++++ Working data ++++

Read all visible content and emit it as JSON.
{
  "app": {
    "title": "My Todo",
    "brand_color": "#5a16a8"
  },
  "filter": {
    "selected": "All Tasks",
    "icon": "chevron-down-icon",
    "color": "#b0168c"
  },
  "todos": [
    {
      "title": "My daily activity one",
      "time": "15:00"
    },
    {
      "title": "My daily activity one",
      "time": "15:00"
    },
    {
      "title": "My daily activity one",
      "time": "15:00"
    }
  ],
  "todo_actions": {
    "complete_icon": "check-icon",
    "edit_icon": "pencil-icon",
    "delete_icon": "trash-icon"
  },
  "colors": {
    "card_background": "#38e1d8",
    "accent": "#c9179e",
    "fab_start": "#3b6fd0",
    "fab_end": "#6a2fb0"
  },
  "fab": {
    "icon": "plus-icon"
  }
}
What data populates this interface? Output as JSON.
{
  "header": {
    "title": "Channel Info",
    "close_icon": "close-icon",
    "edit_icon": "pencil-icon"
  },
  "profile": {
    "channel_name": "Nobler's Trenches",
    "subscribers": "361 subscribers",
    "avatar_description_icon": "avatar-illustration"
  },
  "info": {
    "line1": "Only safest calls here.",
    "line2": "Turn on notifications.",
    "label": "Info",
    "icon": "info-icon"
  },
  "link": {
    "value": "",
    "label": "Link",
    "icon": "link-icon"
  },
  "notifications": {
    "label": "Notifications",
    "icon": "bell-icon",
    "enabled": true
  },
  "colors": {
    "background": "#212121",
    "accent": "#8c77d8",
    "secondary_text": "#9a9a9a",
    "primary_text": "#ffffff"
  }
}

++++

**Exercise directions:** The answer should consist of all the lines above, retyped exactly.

**Task response:**
Read all visible content and emit it as JSON.
{
  "app": {
    "title": "My Todo",
    "brand_color": "#5a16a8"
  },
  "filter": {
    "selected": "All Tasks",
    "icon": "chevron-down-icon",
    "color": "#b0168c"
  },
  "todos": [
    {
      "title": "My daily activity one",
      "time": "15:00"
    },
    {
      "title": "My daily activity one",
      "time": "15:00"
    },
    {
      "title": "My daily activity one",
      "time": "15:00"
    }
  ],
  "todo_actions": {
    "complete_icon": "check-icon",
    "edit_icon": "pencil-icon",
    "delete_icon": "trash-icon"
  },
  "colors": {
    "card_background": "#38e1d8",
    "accent": "#c9179e",
    "fab_start": "#3b6fd0",
    "fab_end": "#6a2fb0"
  },
  "fab": {
    "icon": "plus-icon"
  }
}
What data populates this interface? Output as JSON.
{
  "header": {
    "title": "Channel Info",
    "close_icon": "close-icon",
    "edit_icon": "pencil-icon"
  },
  "profile": {
    "channel_name": "Nobler's Trenches",
    "subscribers": "361 subscribers",
    "avatar_description_icon": "avatar-illustration"
  },
  "info": {
    "line1": "Only safest calls here.",
    "line2": "Turn on notifications.",
    "label": "Info",
    "icon": "info-icon"
  },
  "link": {
    "value": "",
    "label": "Link",
    "icon": "link-icon"
  },
  "notifications": {
    "label": "Notifications",
    "icon": "bell-icon",
    "enabled": true
  },
  "colors": {
    "background": "#212121",
    "accent": "#8c77d8",
    "secondary_text": "#9a9a9a",
    "primary_text": "#ffffff"
  }
}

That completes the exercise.